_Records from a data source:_

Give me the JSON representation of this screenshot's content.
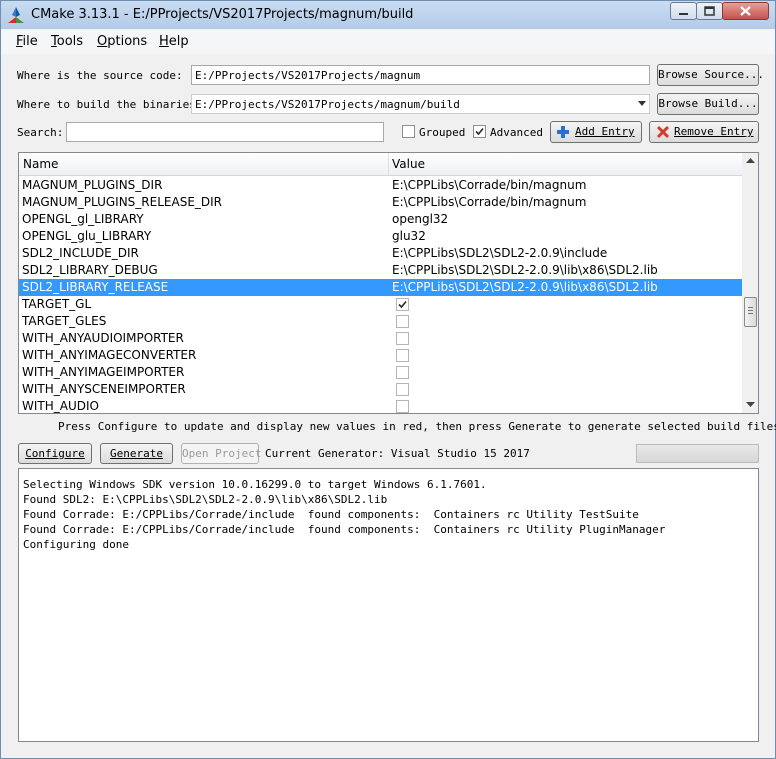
{
  "window": {
    "title": "CMake 3.13.1 - E:/PProjects/VS2017Projects/magnum/build"
  },
  "menu": [
    {
      "label": "File",
      "key": "F",
      "rest": "ile"
    },
    {
      "label": "Tools",
      "key": "T",
      "rest": "ools"
    },
    {
      "label": "Options",
      "key": "O",
      "rest": "ptions"
    },
    {
      "label": "Help",
      "key": "H",
      "rest": "elp"
    }
  ],
  "source": {
    "label": "Where is the source code:",
    "value": "E:/PProjects/VS2017Projects/magnum",
    "browse_button": "Browse Source..."
  },
  "build": {
    "label": "Where to build the binaries:",
    "value": "E:/PProjects/VS2017Projects/magnum/build",
    "browse_button": "Browse Build..."
  },
  "search": {
    "label": "Search:",
    "value": "",
    "grouped_label": "Grouped",
    "grouped_checked": false,
    "advanced_label": "Advanced",
    "advanced_checked": true,
    "add_entry": "Add Entry",
    "remove_entry": "Remove Entry"
  },
  "table": {
    "headers": {
      "name": "Name",
      "value": "Value"
    },
    "rows": [
      {
        "name": "MAGNUM_PLUGINS_DIR",
        "value": "E:\\CPPLibs\\Corrade/bin/magnum",
        "type": "text"
      },
      {
        "name": "MAGNUM_PLUGINS_RELEASE_DIR",
        "value": "E:\\CPPLibs\\Corrade/bin/magnum",
        "type": "text"
      },
      {
        "name": "OPENGL_gl_LIBRARY",
        "value": "opengl32",
        "type": "text"
      },
      {
        "name": "OPENGL_glu_LIBRARY",
        "value": "glu32",
        "type": "text"
      },
      {
        "name": "SDL2_INCLUDE_DIR",
        "value": "E:\\CPPLibs\\SDL2\\SDL2-2.0.9\\include",
        "type": "text"
      },
      {
        "name": "SDL2_LIBRARY_DEBUG",
        "value": "E:\\CPPLibs\\SDL2\\SDL2-2.0.9\\lib\\x86\\SDL2.lib",
        "type": "text"
      },
      {
        "name": "SDL2_LIBRARY_RELEASE",
        "value": "E:\\CPPLibs\\SDL2\\SDL2-2.0.9\\lib\\x86\\SDL2.lib",
        "type": "text",
        "selected": true
      },
      {
        "name": "TARGET_GL",
        "checked": true,
        "type": "bool"
      },
      {
        "name": "TARGET_GLES",
        "checked": false,
        "type": "bool"
      },
      {
        "name": "WITH_ANYAUDIOIMPORTER",
        "checked": false,
        "type": "bool"
      },
      {
        "name": "WITH_ANYIMAGECONVERTER",
        "checked": false,
        "type": "bool"
      },
      {
        "name": "WITH_ANYIMAGEIMPORTER",
        "checked": false,
        "type": "bool"
      },
      {
        "name": "WITH_ANYSCENEIMPORTER",
        "checked": false,
        "type": "bool"
      },
      {
        "name": "WITH_AUDIO",
        "checked": false,
        "type": "bool"
      }
    ]
  },
  "hint": "Press Configure to update and display new values in red, then press Generate to generate selected build files.",
  "actions": {
    "configure": "Configure",
    "generate": "Generate",
    "open_project": "Open Project",
    "generator_text": "Current Generator: Visual Studio 15 2017"
  },
  "output": {
    "lines": [
      "Selecting Windows SDK version 10.0.16299.0 to target Windows 6.1.7601.",
      "Found SDL2: E:\\CPPLibs\\SDL2\\SDL2-2.0.9\\lib\\x86\\SDL2.lib",
      "Found Corrade: E:/CPPLibs/Corrade/include  found components:  Containers rc Utility TestSuite",
      "Found Corrade: E:/CPPLibs/Corrade/include  found components:  Containers rc Utility PluginManager",
      "Configuring done"
    ]
  },
  "colors": {
    "selection": "#3399ff",
    "titlebar": "#c9dcf2",
    "close_button": "#c75050"
  }
}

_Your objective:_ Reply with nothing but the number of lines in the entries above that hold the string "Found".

_Answer:_ 3